> _What you are asked to do_:
Wherever the word "type" appears in a line of the data, that line should be copied.

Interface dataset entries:
•••••

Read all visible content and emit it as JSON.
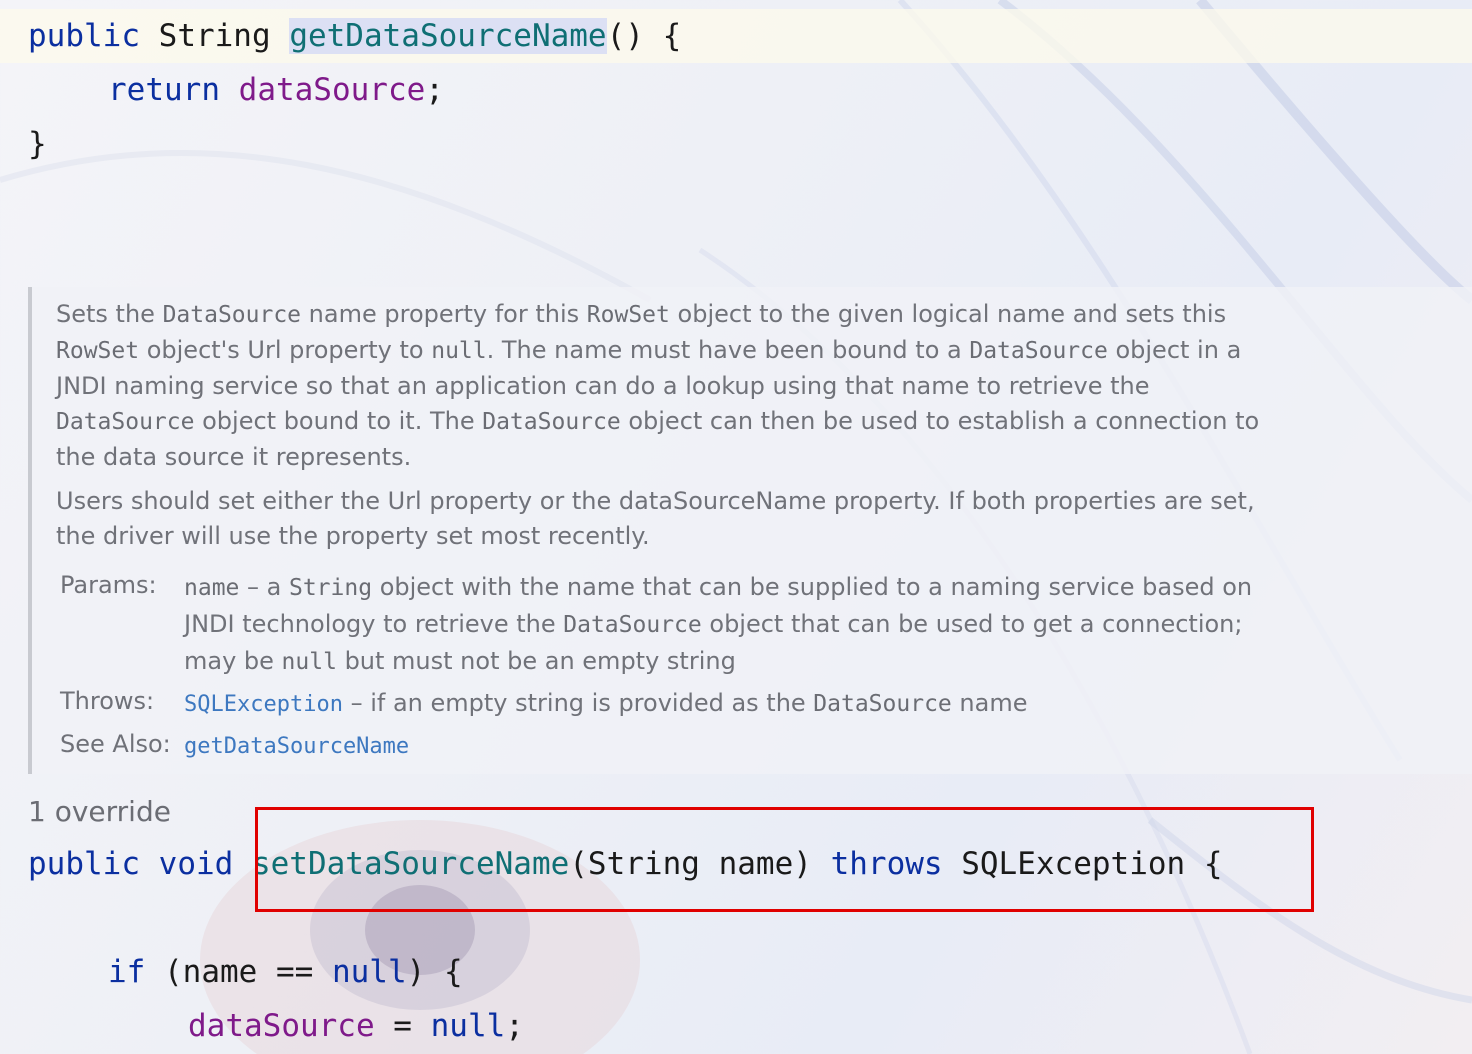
{
  "editor": {
    "line1": {
      "kw1": "public",
      "type": "String",
      "method": "getDataSourceName",
      "tail": "() {"
    },
    "line2": {
      "kw": "return",
      "field": "dataSource",
      "tail": ";"
    },
    "line3": {
      "text": "}"
    },
    "doc": {
      "para1": {
        "t1": "Sets the ",
        "c1": "DataSource",
        "t2": " name property for this ",
        "c2": "RowSet",
        "t3": " object to the given logical name and sets this ",
        "c3": "RowSet",
        "t4": " object's Url property to ",
        "c4": "null",
        "t5": ". The name must have been bound to a ",
        "c5": "DataSource",
        "t6": " object in a JNDI naming service so that an application can do a lookup using that name to retrieve the ",
        "c6": "DataSource",
        "t7": " object bound to it. The ",
        "c7": "DataSource",
        "t8": " object can then be used to establish a connection to the data source it represents."
      },
      "para2": "Users should set either the Url property or the dataSourceName property. If both properties are set, the driver will use the property set most recently.",
      "params": {
        "label": "Params:",
        "c1": "name",
        "t1": " – a ",
        "c2": "String",
        "t2": " object with the name that can be supplied to a naming service based on JNDI technology to retrieve the ",
        "c3": "DataSource",
        "t3": " object that can be used to get a connection; may be ",
        "c4": "null",
        "t4": " but must not be an empty string"
      },
      "throws": {
        "label": "Throws:",
        "link": "SQLException",
        "t1": " – if an empty string is provided as the ",
        "c1": "DataSource",
        "t2": " name"
      },
      "see_also": {
        "label": "See Also:",
        "link": "getDataSourceName"
      }
    },
    "override_label": "1 override",
    "line4": {
      "kw1": "public",
      "kw2": "void",
      "method": "setDataSourceName",
      "params": "(String name)",
      "kw3": "throws",
      "exc": "SQLException",
      "tail": "{"
    },
    "line5": {
      "kw": "if",
      "cond1": "(name == ",
      "null_kw": "null",
      "cond2": ") {"
    },
    "line6": {
      "field": "dataSource",
      "eq": " = ",
      "null_kw": "null",
      "tail": ";"
    }
  },
  "colors": {
    "keyword": "#0b2fa0",
    "method": "#0f6f74",
    "field": "#7f1a8a",
    "link": "#3d78c0",
    "annotation_box": "#e00000"
  }
}
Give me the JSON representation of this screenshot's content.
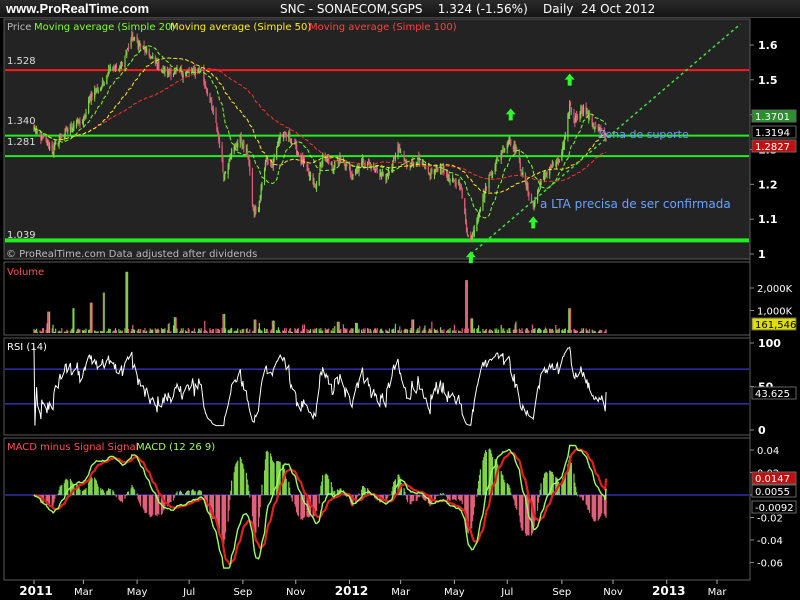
{
  "header": {
    "site": "www.ProRealTime.com",
    "title": "SNC - SONAECOM,SGPS    1.324 (-1.56%)    Daily  24 Oct 2012"
  },
  "colors": {
    "bull": "#7fd34a",
    "bear": "#e0607a",
    "sma20": "#7cff2e",
    "sma50": "#ffeb1a",
    "sma100": "#ff2e2e",
    "resistance": "#ff1a1a",
    "support": "#20ee20",
    "trend": "#3de03d",
    "annotation": "#6aa2ff",
    "rsi": "#ffffff",
    "rsi_band": "#4848ff",
    "macd": "#9cff5c",
    "signal": "#e02020"
  },
  "legend": {
    "price": "Price",
    "sma20": "Moving average (Simple 20)",
    "sma50": "Moving average (Simple 50)",
    "sma100": "Moving average (Simple 100)"
  },
  "price_labels": {
    "top_left": "1.528",
    "upper_support": "1.340",
    "lower_support": "1.281",
    "bottom": "1.039",
    "tag_1": "1.3701",
    "tag_2": "1.3194",
    "tag_3": "1.2827",
    "watermark": "© ProRealTime.com  Data adjusted after dividends"
  },
  "annotations": {
    "support_zone": "Zona de suporte",
    "trendline_note": "a LTA precisa de ser confirmada"
  },
  "volume_panel": {
    "title": "Volume",
    "tag": "161,546"
  },
  "rsi_panel": {
    "title": "RSI (14)",
    "tag": "43.625"
  },
  "macd_panel": {
    "title_hist": "MACD minus Signal Signal",
    "title_macd": "MACD (12 26 9)",
    "tag_1": "0.0147",
    "tag_2": "0.0055",
    "tag_3": "-0.0092"
  },
  "x_axis": {
    "ticks": [
      {
        "label": "2011",
        "date": "2011-01-03",
        "bold": true
      },
      {
        "label": "Mar",
        "date": "2011-03-01"
      },
      {
        "label": "May",
        "date": "2011-05-02"
      },
      {
        "label": "Jul",
        "date": "2011-07-01"
      },
      {
        "label": "Sep",
        "date": "2011-09-01"
      },
      {
        "label": "Nov",
        "date": "2011-11-01"
      },
      {
        "label": "2012",
        "date": "2012-01-02",
        "bold": true
      },
      {
        "label": "Mar",
        "date": "2012-03-01"
      },
      {
        "label": "May",
        "date": "2012-05-02"
      },
      {
        "label": "Jul",
        "date": "2012-07-02"
      },
      {
        "label": "Sep",
        "date": "2012-09-03"
      },
      {
        "label": "Nov",
        "date": "2012-11-01"
      },
      {
        "label": "2013",
        "date": "2013-01-02",
        "bold": true
      },
      {
        "label": "Mar",
        "date": "2013-03-01"
      }
    ]
  },
  "chart_data": [
    {
      "type": "candlestick",
      "title": "SNC - SONAECOM,SGPS",
      "y_ticks": [
        1,
        1.1,
        1.2,
        1.3,
        1.4,
        1.5,
        1.6
      ],
      "y_tick_labels": [
        "1",
        "1.1",
        "1.2",
        "1.3",
        "1.4",
        "1.5",
        "1.6"
      ],
      "ylim": [
        0.98,
        1.67
      ],
      "last_close": 1.324,
      "close_anchors": [
        [
          "2011-01-03",
          1.36
        ],
        [
          "2011-01-12",
          1.33
        ],
        [
          "2011-01-25",
          1.3
        ],
        [
          "2011-02-01",
          1.33
        ],
        [
          "2011-02-15",
          1.37
        ],
        [
          "2011-03-01",
          1.38
        ],
        [
          "2011-03-10",
          1.46
        ],
        [
          "2011-03-22",
          1.48
        ],
        [
          "2011-04-01",
          1.54
        ],
        [
          "2011-04-12",
          1.53
        ],
        [
          "2011-04-26",
          1.62
        ],
        [
          "2011-05-05",
          1.6
        ],
        [
          "2011-05-16",
          1.57
        ],
        [
          "2011-05-30",
          1.53
        ],
        [
          "2011-06-10",
          1.52
        ],
        [
          "2011-06-22",
          1.52
        ],
        [
          "2011-07-05",
          1.52
        ],
        [
          "2011-07-14",
          1.53
        ],
        [
          "2011-07-25",
          1.44
        ],
        [
          "2011-08-03",
          1.35
        ],
        [
          "2011-08-10",
          1.22
        ],
        [
          "2011-08-18",
          1.29
        ],
        [
          "2011-08-29",
          1.33
        ],
        [
          "2011-09-07",
          1.28
        ],
        [
          "2011-09-13",
          1.12
        ],
        [
          "2011-09-19",
          1.13
        ],
        [
          "2011-09-27",
          1.27
        ],
        [
          "2011-10-05",
          1.26
        ],
        [
          "2011-10-14",
          1.34
        ],
        [
          "2011-10-24",
          1.34
        ],
        [
          "2011-11-03",
          1.29
        ],
        [
          "2011-11-14",
          1.24
        ],
        [
          "2011-11-24",
          1.19
        ],
        [
          "2011-12-02",
          1.28
        ],
        [
          "2011-12-13",
          1.25
        ],
        [
          "2011-12-22",
          1.27
        ],
        [
          "2012-01-05",
          1.23
        ],
        [
          "2012-01-18",
          1.27
        ],
        [
          "2012-02-01",
          1.24
        ],
        [
          "2012-02-14",
          1.22
        ],
        [
          "2012-02-27",
          1.3
        ],
        [
          "2012-03-08",
          1.26
        ],
        [
          "2012-03-20",
          1.27
        ],
        [
          "2012-04-03",
          1.23
        ],
        [
          "2012-04-16",
          1.25
        ],
        [
          "2012-04-27",
          1.21
        ],
        [
          "2012-05-09",
          1.2
        ],
        [
          "2012-05-16",
          1.07
        ],
        [
          "2012-05-21",
          1.04
        ],
        [
          "2012-05-28",
          1.1
        ],
        [
          "2012-06-06",
          1.18
        ],
        [
          "2012-06-14",
          1.24
        ],
        [
          "2012-06-25",
          1.29
        ],
        [
          "2012-07-04",
          1.33
        ],
        [
          "2012-07-12",
          1.3
        ],
        [
          "2012-07-23",
          1.2
        ],
        [
          "2012-08-01",
          1.14
        ],
        [
          "2012-08-09",
          1.2
        ],
        [
          "2012-08-20",
          1.25
        ],
        [
          "2012-08-30",
          1.26
        ],
        [
          "2012-09-07",
          1.33
        ],
        [
          "2012-09-12",
          1.43
        ],
        [
          "2012-09-17",
          1.38
        ],
        [
          "2012-09-26",
          1.42
        ],
        [
          "2012-10-05",
          1.39
        ],
        [
          "2012-10-12",
          1.36
        ],
        [
          "2012-10-19",
          1.35
        ],
        [
          "2012-10-24",
          1.324
        ]
      ],
      "horizontal_lines": [
        {
          "name": "resistance",
          "value": 1.528,
          "style": "resistance"
        },
        {
          "name": "upper-support",
          "value": 1.34,
          "style": "support"
        },
        {
          "name": "lower-support",
          "value": 1.281,
          "style": "support"
        },
        {
          "name": "floor",
          "value": 1.039,
          "style": "support"
        }
      ],
      "trendline": {
        "from": [
          "2012-05-21",
          1.0
        ],
        "to": [
          "2013-03-28",
          1.66
        ]
      },
      "arrows": [
        {
          "date": "2012-05-21",
          "value": 0.985,
          "dir": "up"
        },
        {
          "date": "2012-07-06",
          "value": 1.395,
          "dir": "up"
        },
        {
          "date": "2012-08-01",
          "value": 1.085,
          "dir": "up"
        },
        {
          "date": "2012-09-12",
          "value": 1.495,
          "dir": "up"
        }
      ]
    },
    {
      "type": "bar",
      "title": "Volume",
      "y_ticks": [
        1000000,
        2000000
      ],
      "y_tick_labels": [
        "1,000K",
        "2,000K"
      ],
      "ylim": [
        0,
        2800000
      ],
      "last_value": 161546,
      "spikes": [
        [
          "2011-01-20",
          950000
        ],
        [
          "2011-02-18",
          1100000
        ],
        [
          "2011-03-10",
          1350000
        ],
        [
          "2011-03-25",
          1800000
        ],
        [
          "2011-04-20",
          2720000
        ],
        [
          "2011-06-15",
          700000
        ],
        [
          "2011-08-10",
          850000
        ],
        [
          "2011-09-15",
          600000
        ],
        [
          "2011-10-06",
          550000
        ],
        [
          "2011-12-20",
          500000
        ],
        [
          "2012-01-10",
          450000
        ],
        [
          "2012-03-15",
          600000
        ],
        [
          "2012-05-16",
          2350000
        ],
        [
          "2012-05-22",
          650000
        ],
        [
          "2012-09-12",
          1100000
        ]
      ]
    },
    {
      "type": "line",
      "title": "RSI (14)",
      "y_ticks": [
        0,
        50,
        100
      ],
      "y_tick_labels": [
        "0",
        "50",
        "100"
      ],
      "ylim": [
        0,
        100
      ],
      "bands": [
        30,
        70
      ],
      "last_value": 43.625
    },
    {
      "type": "macd",
      "title": "MACD (12 26 9)",
      "y_ticks": [
        -0.06,
        -0.04,
        -0.02,
        0,
        0.02,
        0.04
      ],
      "y_tick_labels": [
        "-0.06",
        "-0.04",
        "-0.02",
        "",
        "0.02",
        "0.04"
      ],
      "ylim": [
        -0.07,
        0.045
      ],
      "last_values": {
        "macd": 0.0055,
        "signal": 0.0147,
        "histogram": -0.0092
      }
    }
  ]
}
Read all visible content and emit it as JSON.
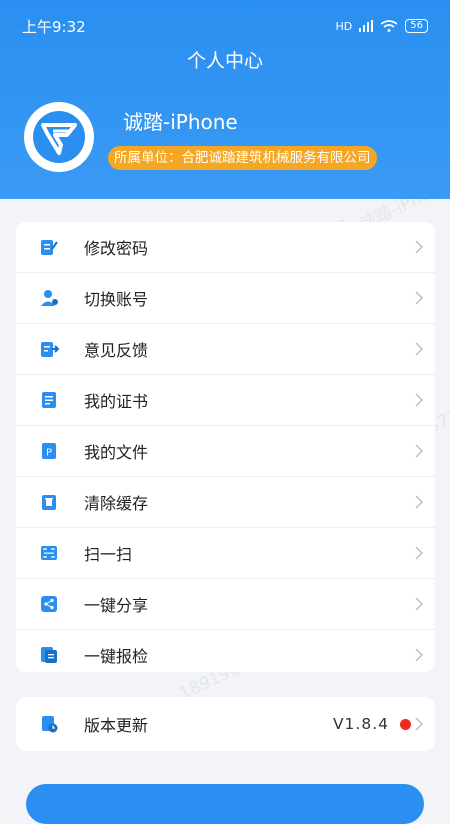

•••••

> _Solution below_:
      "type": "String",
      "type": "candlestick",
      "type": "bar",
      "type": "line",
      "type": "macd",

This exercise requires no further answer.